**What you are asked to do**.
Return all the entries word for word, minus the pictures.

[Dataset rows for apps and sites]
+ + +

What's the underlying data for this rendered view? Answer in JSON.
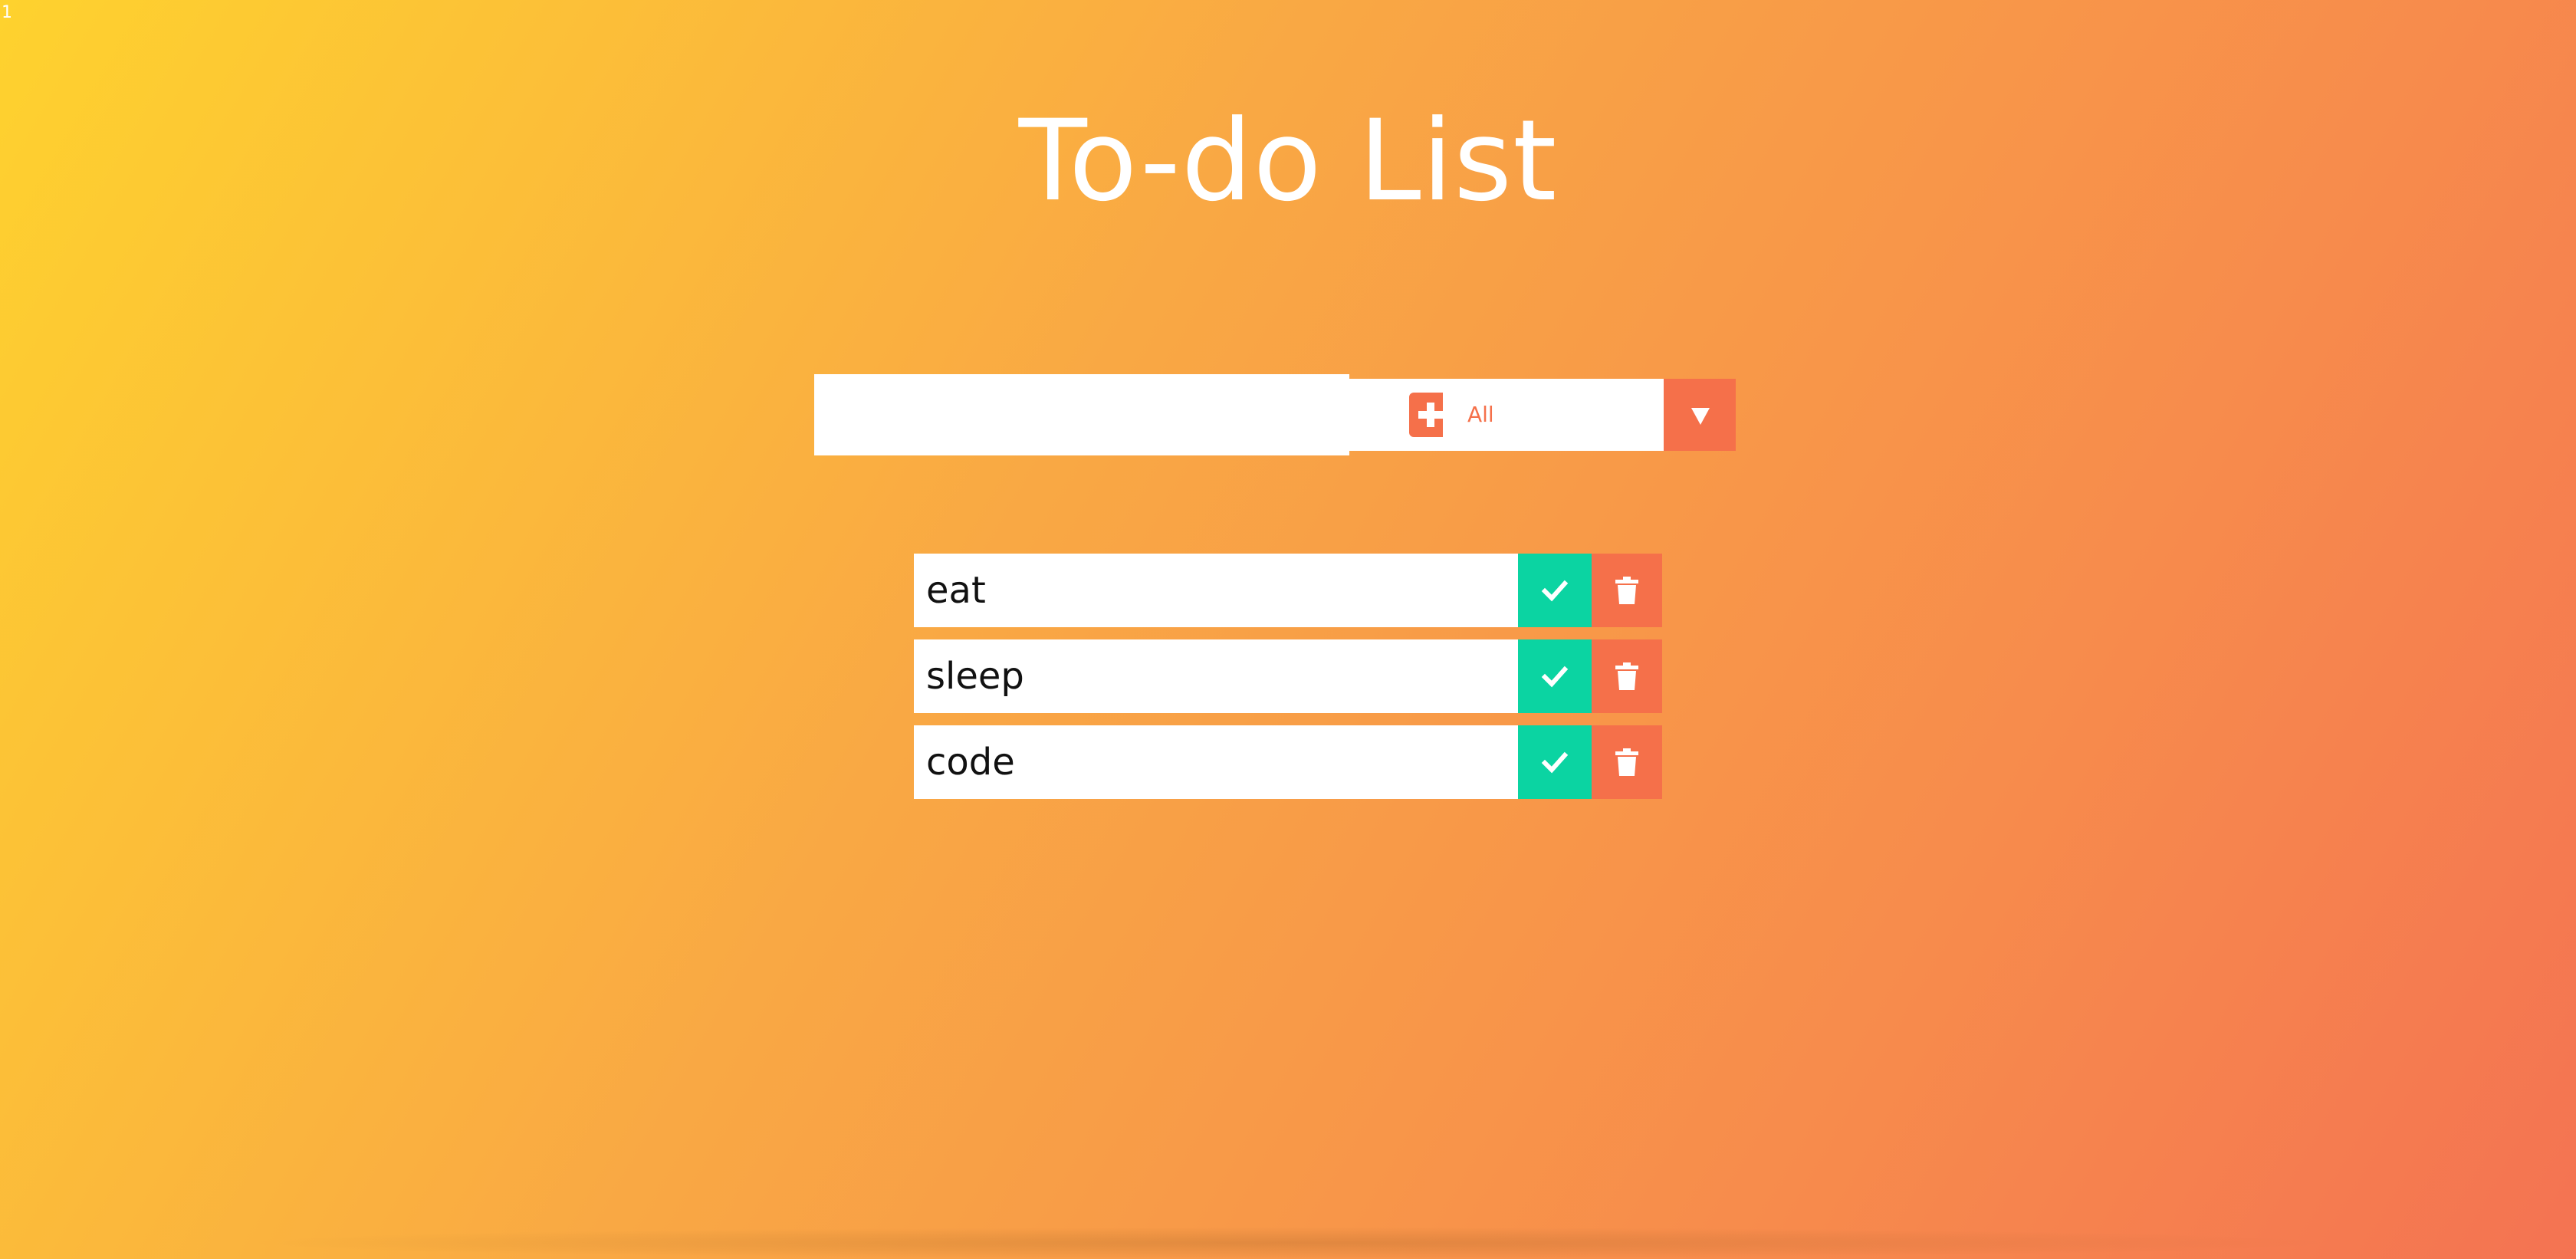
{
  "corner_mark": "1",
  "title": "To-do List",
  "add_form": {
    "input_value": "",
    "add_icon": "plus-square-icon"
  },
  "filter": {
    "selected": "All",
    "arrow_icon": "caret-down-icon"
  },
  "todos": [
    {
      "text": "eat"
    },
    {
      "text": "sleep"
    },
    {
      "text": "code"
    }
  ],
  "icons": {
    "complete": "check-icon",
    "delete": "trash-icon"
  },
  "colors": {
    "accent": "#f5704a",
    "complete": "#0bd4a2",
    "gradient_start": "#fed22e",
    "gradient_end": "#f47352"
  }
}
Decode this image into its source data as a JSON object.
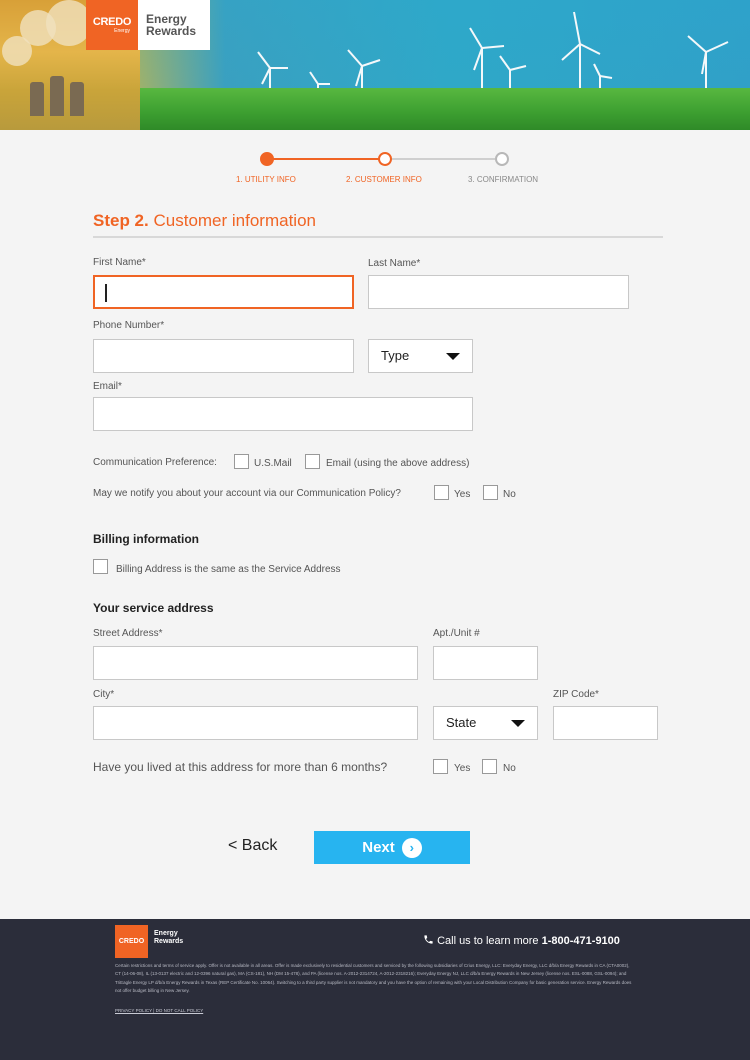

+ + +

**Answer box**.
What's the underlying data for this rendered view? Answer in JSON.
{
  "corner_mark": "1",
  "title": "To-do List",
  "add_form": {
    "input_value": "",
    "add_icon": "plus-square-icon"
  },
  "filter": {
    "selected": "All",
    "arrow_icon": "caret-down-icon"
  },
  "todos": [
    {
      "text": "eat"
    },
    {
      "text": "sleep"
    },
    {
      "text": "code"
    }
  ],
  "icons": {
    "complete": "check-icon",
    "delete": "trash-icon"
  },
  "colors": {
    "accent": "#f5704a",
    "complete": "#0bd4a2",
    "gradient_start": "#fed22e",
    "gradient_end": "#f47352"
  }
}
Decode this image into its source data as a JSON object.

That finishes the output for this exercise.